When people bring up something I wrote on the internet in real life positively, sometimes I get Taylor Swift surprise face and then I worry like it might seem dishonest, but I'm really just as excited every single time. When people bring up something I wrote in real life or online and are negative, a little dark gray lightning cloud suddenly appears over my head to electrocute you like in Mario Kart.

Texting is the weirdest thing ever invented. If the new Scream movie doesn't open with a text message that says "Hello Sidney" it is advance dead to me. 

I usually stop thinking about a thing the second I click post. I put all this energy into it, obsessing over it and changing sentences and rearranging words until the last possible second, and then I click post, and it is like letting go of a balloon. Sometimes I write a thing and click post and still can't stop thinking about it afterwards, and I just get deeper into obsessing and thinking and end up writing about it even more.

You genuinely forget that anyone can read the internet. You forget that when you write something somebody can read it, and that if they can read it they might possibly remember it ever. It is a perfect demonstration of mind-body splitting.

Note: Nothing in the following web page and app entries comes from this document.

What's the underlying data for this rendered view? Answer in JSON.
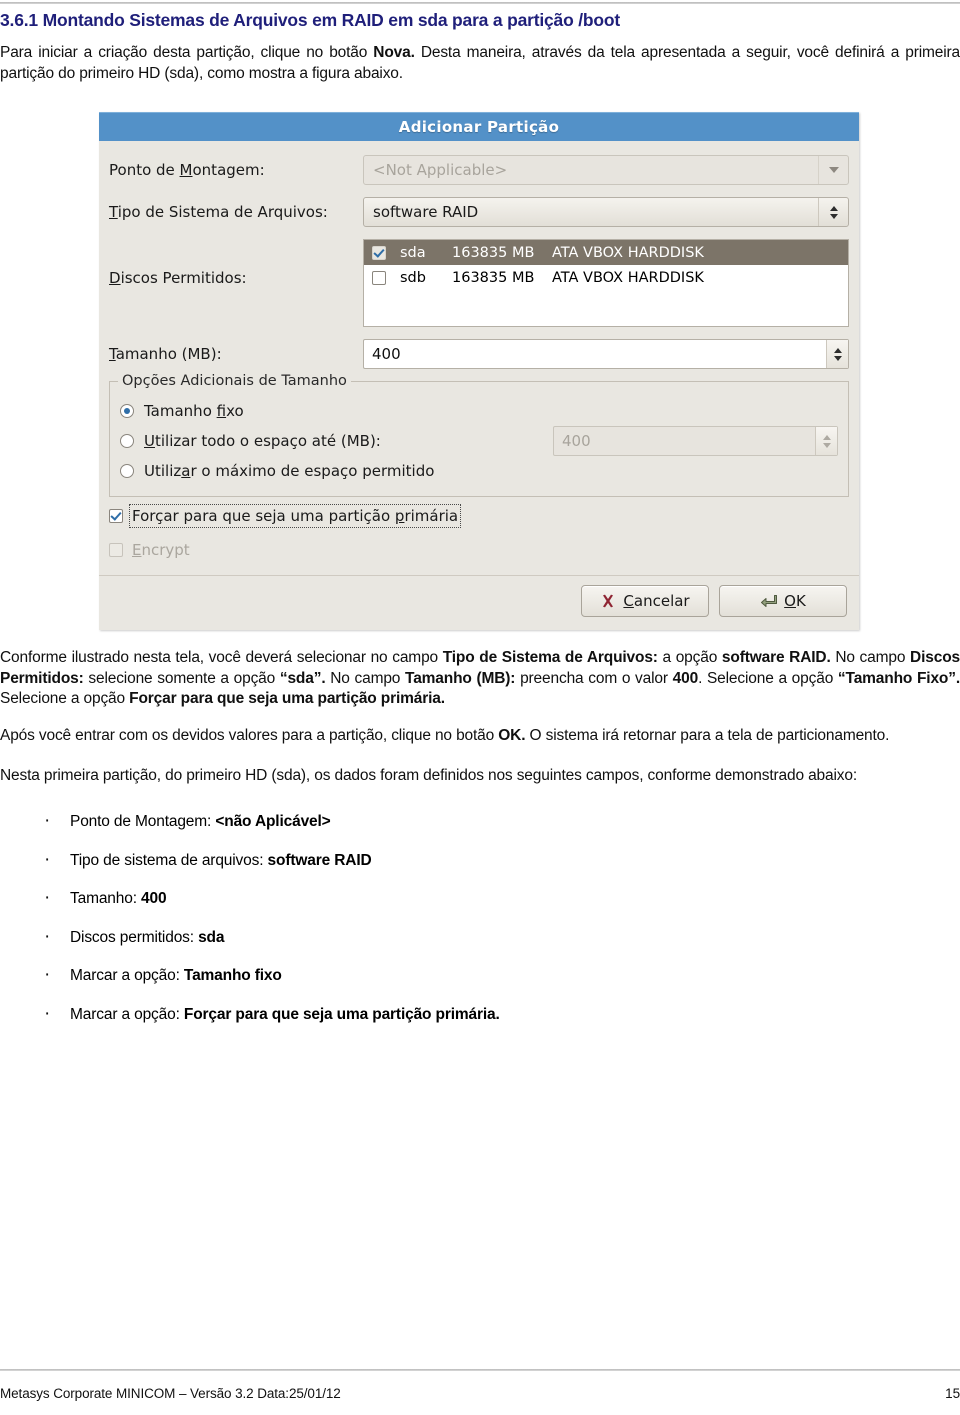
{
  "document": {
    "section_number": "3.6.1",
    "section_title": "3.6.1 Montando Sistemas de Arquivos em RAID em sda para a partição /boot",
    "intro_html": "Para iniciar a criação desta partição, clique no botão <b>Nova.</b> Desta maneira, através da tela apresentada a seguir, você definirá a primeira partição do primeiro HD (sda), como mostra a figura abaixo.",
    "after_fig_html": "Conforme ilustrado nesta tela, você deverá selecionar no campo <b>Tipo de Sistema de Arquivos:</b> a opção <b>software RAID.</b> No campo <b>Discos Permitidos:</b> selecione somente a opção <b>“sda”.</b> No campo <b>Tamanho (MB):</b> preencha com o valor <b>400</b>. Selecione a opção <b>“Tamanho Fixo”.</b> Selecione a opção <b>Forçar para que seja uma partição primária.</b>",
    "ok_paragraph_html": "Após você entrar com os devidos valores para a partição, clique no botão <b>OK.</b> O sistema irá retornar para a tela de particionamento.",
    "summary_intro_html": "Nesta primeira partição, do primeiro HD (sda), os dados foram definidos nos seguintes campos, conforme demonstrado abaixo:",
    "bullets": [
      "Ponto de Montagem: <b>&lt;não Aplicável&gt;</b>",
      "Tipo de sistema de arquivos: <b>software RAID</b>",
      "Tamanho: <b>400</b>",
      "Discos permitidos: <b>sda</b>",
      "Marcar a opção: <b>Tamanho fixo</b>",
      "Marcar a opção: <b>Forçar para que seja uma partição primária.</b>"
    ],
    "footer": {
      "left": "Metasys Corporate MINICOM – Versão 3.2 Data:25/01/12",
      "page_number": "15"
    },
    "colors": {
      "heading": "#1f1f7a",
      "dialog_titlebar": "#5391c8",
      "dialog_background": "#e9e7e1",
      "list_selection": "#7c7468",
      "check_accent": "#2f6ea8",
      "cancel_icon": "#8f2533",
      "ok_icon": "#7d8a6a"
    }
  },
  "dialog": {
    "title": "Adicionar Partição",
    "fields": {
      "mount_point": {
        "label_prefix": "Ponto de ",
        "label_mnemonic": "M",
        "label_suffix": "ontagem:",
        "value": "<Not Applicable>",
        "enabled": false,
        "arrow_icon": "chevron-down-icon"
      },
      "filesystem_type": {
        "label_mnemonic": "T",
        "label_suffix": "ipo de Sistema de Arquivos:",
        "value": "software RAID",
        "enabled": true,
        "arrow_icon": "updown-arrows-icon"
      },
      "allowed_drives": {
        "label_mnemonic": "D",
        "label_suffix": "iscos Permitidos:",
        "rows": [
          {
            "checked": true,
            "selected": true,
            "name": "sda",
            "size": "163835 MB",
            "model": "ATA VBOX HARDDISK"
          },
          {
            "checked": false,
            "selected": false,
            "name": "sdb",
            "size": "163835 MB",
            "model": "ATA VBOX HARDDISK"
          }
        ]
      },
      "size_mb": {
        "label_mnemonic": "T",
        "label_suffix": "amanho (MB):",
        "value": "400",
        "enabled": true,
        "spinner_icon": "spinner-arrows-icon"
      }
    },
    "size_options_group": {
      "legend": "Opções Adicionais de Tamanho",
      "options": [
        {
          "selected": true,
          "label_pre": "Tamanho ",
          "label_mnemonic": "f",
          "label_post": "ixo",
          "has_entry": false
        },
        {
          "selected": false,
          "label_pre": "",
          "label_mnemonic": "U",
          "label_post": "tilizar todo o espaço até (MB):",
          "has_entry": true,
          "entry_value": "400",
          "entry_enabled": false
        },
        {
          "selected": false,
          "label_pre": "Utiliz",
          "label_mnemonic": "a",
          "label_post": "r o máximo de espaço permitido",
          "has_entry": false
        }
      ]
    },
    "checkboxes": [
      {
        "name": "force-primary",
        "checked": true,
        "enabled": true,
        "focused": true,
        "label_pre": "Forçar para que seja uma partição ",
        "label_mnemonic": "p",
        "label_post": "rimária"
      },
      {
        "name": "encrypt",
        "checked": false,
        "enabled": false,
        "focused": false,
        "label_pre": "",
        "label_mnemonic": "E",
        "label_post": "ncrypt"
      }
    ],
    "buttons": [
      {
        "name": "cancel",
        "icon": "x-mark-icon",
        "label_pre": "",
        "label_mnemonic": "C",
        "label_post": "ancelar"
      },
      {
        "name": "ok",
        "icon": "enter-arrow-icon",
        "label_pre": "",
        "label_mnemonic": "O",
        "label_post": "K"
      }
    ]
  }
}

I recently reread all my old Mad Men reviews going back to the pilot and it was like hearing my past self give my present self advice. My present self does not understand how my past self obtained these insights into my present self and it felt like a science fiction short story to think about. It felt as close to reading my writing from the perspective of somebody who is not me as I have ever come. Super fucking weird.  

Rereading This Recording on wordpress I barely remembered anything I wrote. It made me feel insanely nostalgic to realize I have a permanent record of a time period I never had any interest in commemorating while it was happening, because I was pretty certain that it sucked more than anything since junior high. And now when I read the record of it knowing full well that it sucked and was often painful, it all just seems too wonderful. We danced like nobody was watching and loved like we'd never been hurt.

Tess and I still talk every single day. We were discussing Blue Valentine, and why it is that people always seem so excited for movies that are about relationships falling apart, which is a thing you would think nobody would want to relive. She said people like to realize that the experiences during which they have the most intensely isolating feelings possible are all universal experiences, laughably adherent to key clichés. 

There is a kind of distanced admiration of your terrible feelings, where you end up romanticizing the worst feelings you ever had from your current more neutral point of view. It is comforting to realize that you got over it, that you don't feel that exact way anymore, that even though it felt like you might die a bunch of times you never did.

There is also a distanced admiration for your best feelings, for personal triumphs and ecstatic experiences, times you really felt understood, so that they can remain the benchmarks for the highest and lowest points of your feelings. If we are interested in pushing the highs higher, naturally we might also sometimes want to push the lows as low as possible, even though it is perverse to want to feel bad. Maybe it is because it seems like there is a point at which one naturally and inevitably becomes the other.  

Molly Lambert is the managing editor of This Recording. She's on twitter and runs GIF PARTYJPG CLUB, and Google Image Search.

"Waterloo Sunset" - The Kinks (mp3)

"Lola" - The Kinks (mp3)

"All Day and All of the Night" - The Kinks (mp3)